- Opening Delimiter -
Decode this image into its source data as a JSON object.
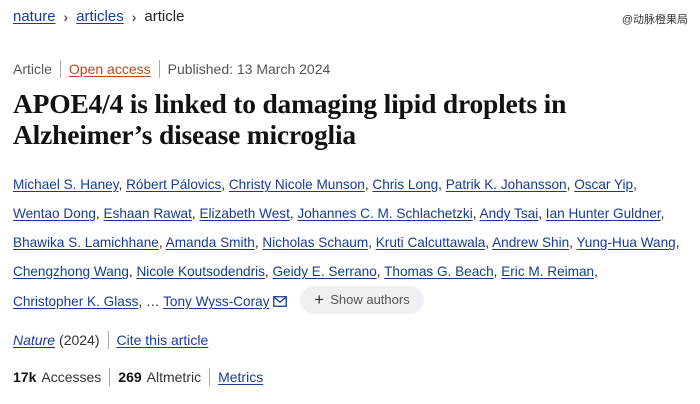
{
  "breadcrumb": {
    "items": [
      "nature",
      "articles"
    ],
    "current": "article"
  },
  "watermark": "@动脉橙果局",
  "meta": {
    "type": "Article",
    "open_access": "Open access",
    "published": "Published: 13 March 2024"
  },
  "title": "APOE4/4 is linked to damaging lipid droplets in Alzheimer’s disease microglia",
  "authors": {
    "list": [
      "Michael S. Haney",
      "Róbert Pálovics",
      "Christy Nicole Munson",
      "Chris Long",
      "Patrik K. Johansson",
      "Oscar Yip",
      "Wentao Dong",
      "Eshaan Rawat",
      "Elizabeth West",
      "Johannes C. M. Schlachetzki",
      "Andy Tsai",
      "Ian Hunter Guldner",
      "Bhawika S. Lamichhane",
      "Amanda Smith",
      "Nicholas Schaum",
      "Kruti Calcuttawala",
      "Andrew Shin",
      "Yung-Hua Wang",
      "Chengzhong Wang",
      "Nicole Koutsodendris",
      "Geidy E. Serrano",
      "Thomas G. Beach",
      "Eric M. Reiman",
      "Christopher K. Glass"
    ],
    "ellipsis": "…",
    "last": "Tony Wyss-Coray",
    "show_label": "Show authors"
  },
  "citation": {
    "journal": "Nature",
    "year": "(2024)",
    "cite_label": "Cite this article"
  },
  "metrics": {
    "accesses_num": "17k",
    "accesses_label": "Accesses",
    "altmetric_num": "269",
    "altmetric_label": "Altmetric",
    "metrics_label": "Metrics"
  },
  "colors": {
    "link": "#1a3b8c",
    "open_access": "#b5481d",
    "pill_bg": "#eef0f3"
  },
  "icons": [
    "chevron-right-icon",
    "mail-icon",
    "plus-icon"
  ]
}
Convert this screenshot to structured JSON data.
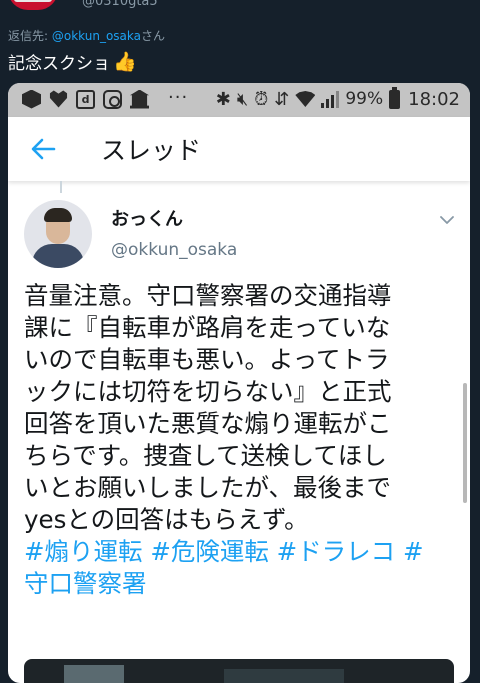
{
  "outer_tweet": {
    "handle": "@0310gta5",
    "reply_prefix": "返信先: ",
    "reply_mention": "@okkun_osaka",
    "reply_suffix": "さん",
    "text": "記念スクショ",
    "emoji": "👍"
  },
  "status_bar": {
    "notification_icons": [
      "cube-app-icon",
      "heart-icon",
      "d-app-icon",
      "instagram-icon",
      "bank-app-icon"
    ],
    "more": "···",
    "bluetooth": "✱",
    "mute": "🔇︎",
    "alarm": "⏰︎",
    "data_arrows": "⇵",
    "battery_percent": "99%",
    "time": "18:02"
  },
  "app_bar": {
    "title": "スレッド"
  },
  "tweet": {
    "author_name": "おっくん",
    "author_handle": "@okkun_osaka",
    "body_lines": [
      "音量注意。守口警察署の交通指導",
      "課に『自転車が路肩を走っていな",
      "いので自転車も悪い。よってトラ",
      "ックには切符を切らない』と正式",
      "回答を頂いた悪質な煽り運転がこ",
      "ちらです。捜査して送検してほし",
      "いとお願いしましたが、最後まで",
      "yesとの回答はもらえず。"
    ],
    "hashtags": [
      "#煽り運転",
      "#危険運転",
      "#ドラレコ",
      "#",
      "守口警察署"
    ]
  },
  "colors": {
    "background": "#15202b",
    "link": "#1da1f2",
    "status_bar": "#c4c4c4"
  }
}
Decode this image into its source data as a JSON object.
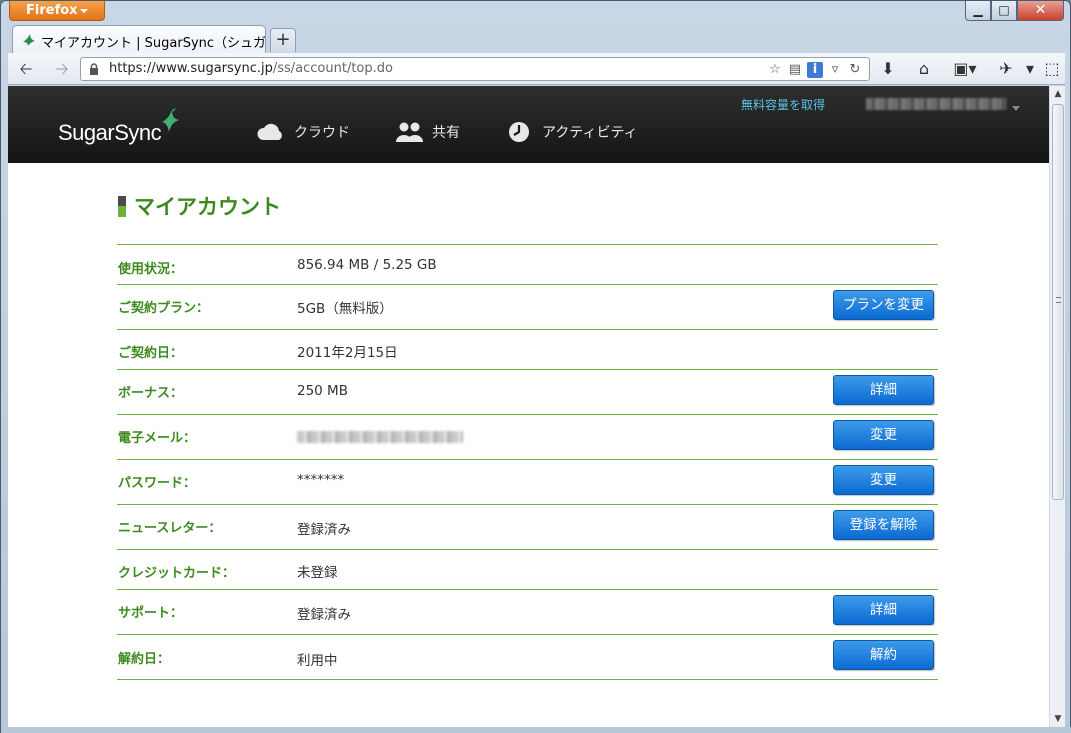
{
  "browser": {
    "menu_button_label": "Firefox",
    "tab_title": "マイアカウント | SugarSync（シュガ...",
    "new_tab_label": "+",
    "url_host": "https://www.sugarsync.jp",
    "url_path": "/ss/account/top.do"
  },
  "site": {
    "logo_text": "SugarSync",
    "nav": [
      {
        "label": "クラウド",
        "icon": "cloud-icon"
      },
      {
        "label": "共有",
        "icon": "people-icon"
      },
      {
        "label": "アクティビティ",
        "icon": "clock-icon"
      }
    ],
    "free_space_link": "無料容量を取得"
  },
  "page": {
    "title": "マイアカウント"
  },
  "account_rows": [
    {
      "label": "使用状況：",
      "value": "856.94 MB / 5.25 GB",
      "button": ""
    },
    {
      "label": "ご契約プラン：",
      "value": "5GB（無料版）",
      "button": "プランを変更"
    },
    {
      "label": "ご契約日：",
      "value": "2011年2月15日",
      "button": ""
    },
    {
      "label": "ボーナス：",
      "value": "250 MB",
      "button": "詳細"
    },
    {
      "label": "電子メール：",
      "value": "",
      "button": "変更"
    },
    {
      "label": "パスワード：",
      "value": "*******",
      "button": "変更"
    },
    {
      "label": "ニュースレター：",
      "value": "登録済み",
      "button": "登録を解除"
    },
    {
      "label": "クレジットカード：",
      "value": "未登録",
      "button": ""
    },
    {
      "label": "サポート：",
      "value": "登録済み",
      "button": "詳細"
    },
    {
      "label": "解約日：",
      "value": "利用中",
      "button": "解約"
    }
  ],
  "colors": {
    "accent_green": "#3c8a1d",
    "rule_green": "#6cb33e",
    "button_blue": "#0b6ad2",
    "header_dark": "#1f1f1f",
    "link_cyan": "#5bc2e7"
  }
}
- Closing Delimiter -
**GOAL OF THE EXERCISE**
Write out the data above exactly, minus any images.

**SOLUTION TO THIS PROBLEM**
Decode this image into its source data as a JSON object.
{
  "breadcrumb": {
    "items": [
      "nature",
      "articles"
    ],
    "current": "article"
  },
  "watermark": "@动脉橙果局",
  "meta": {
    "type": "Article",
    "open_access": "Open access",
    "published": "Published: 13 March 2024"
  },
  "title": "APOE4/4 is linked to damaging lipid droplets in Alzheimer’s disease microglia",
  "authors": {
    "list": [
      "Michael S. Haney",
      "Róbert Pálovics",
      "Christy Nicole Munson",
      "Chris Long",
      "Patrik K. Johansson",
      "Oscar Yip",
      "Wentao Dong",
      "Eshaan Rawat",
      "Elizabeth West",
      "Johannes C. M. Schlachetzki",
      "Andy Tsai",
      "Ian Hunter Guldner",
      "Bhawika S. Lamichhane",
      "Amanda Smith",
      "Nicholas Schaum",
      "Kruti Calcuttawala",
      "Andrew Shin",
      "Yung-Hua Wang",
      "Chengzhong Wang",
      "Nicole Koutsodendris",
      "Geidy E. Serrano",
      "Thomas G. Beach",
      "Eric M. Reiman",
      "Christopher K. Glass"
    ],
    "ellipsis": "…",
    "last": "Tony Wyss-Coray",
    "show_label": "Show authors"
  },
  "citation": {
    "journal": "Nature",
    "year": "(2024)",
    "cite_label": "Cite this article"
  },
  "metrics": {
    "accesses_num": "17k",
    "accesses_label": "Accesses",
    "altmetric_num": "269",
    "altmetric_label": "Altmetric",
    "metrics_label": "Metrics"
  },
  "colors": {
    "link": "#1a3b8c",
    "open_access": "#b5481d",
    "pill_bg": "#eef0f3"
  },
  "icons": [
    "chevron-right-icon",
    "mail-icon",
    "plus-icon"
  ]
}
Convert this screenshot to structured JSON data.
{
  "outer_tweet": {
    "handle": "@0310gta5",
    "reply_prefix": "返信先: ",
    "reply_mention": "@okkun_osaka",
    "reply_suffix": "さん",
    "text": "記念スクショ",
    "emoji": "👍"
  },
  "status_bar": {
    "notification_icons": [
      "cube-app-icon",
      "heart-icon",
      "d-app-icon",
      "instagram-icon",
      "bank-app-icon"
    ],
    "more": "···",
    "bluetooth": "✱",
    "mute": "🔇︎",
    "alarm": "⏰︎",
    "data_arrows": "⇵",
    "battery_percent": "99%",
    "time": "18:02"
  },
  "app_bar": {
    "title": "スレッド"
  },
  "tweet": {
    "author_name": "おっくん",
    "author_handle": "@okkun_osaka",
    "body_lines": [
      "音量注意。守口警察署の交通指導",
      "課に『自転車が路肩を走っていな",
      "いので自転車も悪い。よってトラ",
      "ックには切符を切らない』と正式",
      "回答を頂いた悪質な煽り運転がこ",
      "ちらです。捜査して送検してほし",
      "いとお願いしましたが、最後まで",
      "yesとの回答はもらえず。"
    ],
    "hashtags": [
      "#煽り運転",
      "#危険運転",
      "#ドラレコ",
      "#",
      "守口警察署"
    ]
  },
  "colors": {
    "background": "#15202b",
    "link": "#1da1f2",
    "status_bar": "#c4c4c4"
  }
}
Decode this image into its source data as a JSON object.
{
  "browser": {
    "menu_button_label": "Firefox",
    "tab_title": "マイアカウント | SugarSync（シュガ...",
    "new_tab_label": "+",
    "url_host": "https://www.sugarsync.jp",
    "url_path": "/ss/account/top.do"
  },
  "site": {
    "logo_text": "SugarSync",
    "nav": [
      {
        "label": "クラウド",
        "icon": "cloud-icon"
      },
      {
        "label": "共有",
        "icon": "people-icon"
      },
      {
        "label": "アクティビティ",
        "icon": "clock-icon"
      }
    ],
    "free_space_link": "無料容量を取得"
  },
  "page": {
    "title": "マイアカウント"
  },
  "account_rows": [
    {
      "label": "使用状況：",
      "value": "856.94 MB / 5.25 GB",
      "button": ""
    },
    {
      "label": "ご契約プラン：",
      "value": "5GB（無料版）",
      "button": "プランを変更"
    },
    {
      "label": "ご契約日：",
      "value": "2011年2月15日",
      "button": ""
    },
    {
      "label": "ボーナス：",
      "value": "250 MB",
      "button": "詳細"
    },
    {
      "label": "電子メール：",
      "value": "",
      "button": "変更"
    },
    {
      "label": "パスワード：",
      "value": "*******",
      "button": "変更"
    },
    {
      "label": "ニュースレター：",
      "value": "登録済み",
      "button": "登録を解除"
    },
    {
      "label": "クレジットカード：",
      "value": "未登録",
      "button": ""
    },
    {
      "label": "サポート：",
      "value": "登録済み",
      "button": "詳細"
    },
    {
      "label": "解約日：",
      "value": "利用中",
      "button": "解約"
    }
  ],
  "colors": {
    "accent_green": "#3c8a1d",
    "rule_green": "#6cb33e",
    "button_blue": "#0b6ad2",
    "header_dark": "#1f1f1f",
    "link_cyan": "#5bc2e7"
  }
}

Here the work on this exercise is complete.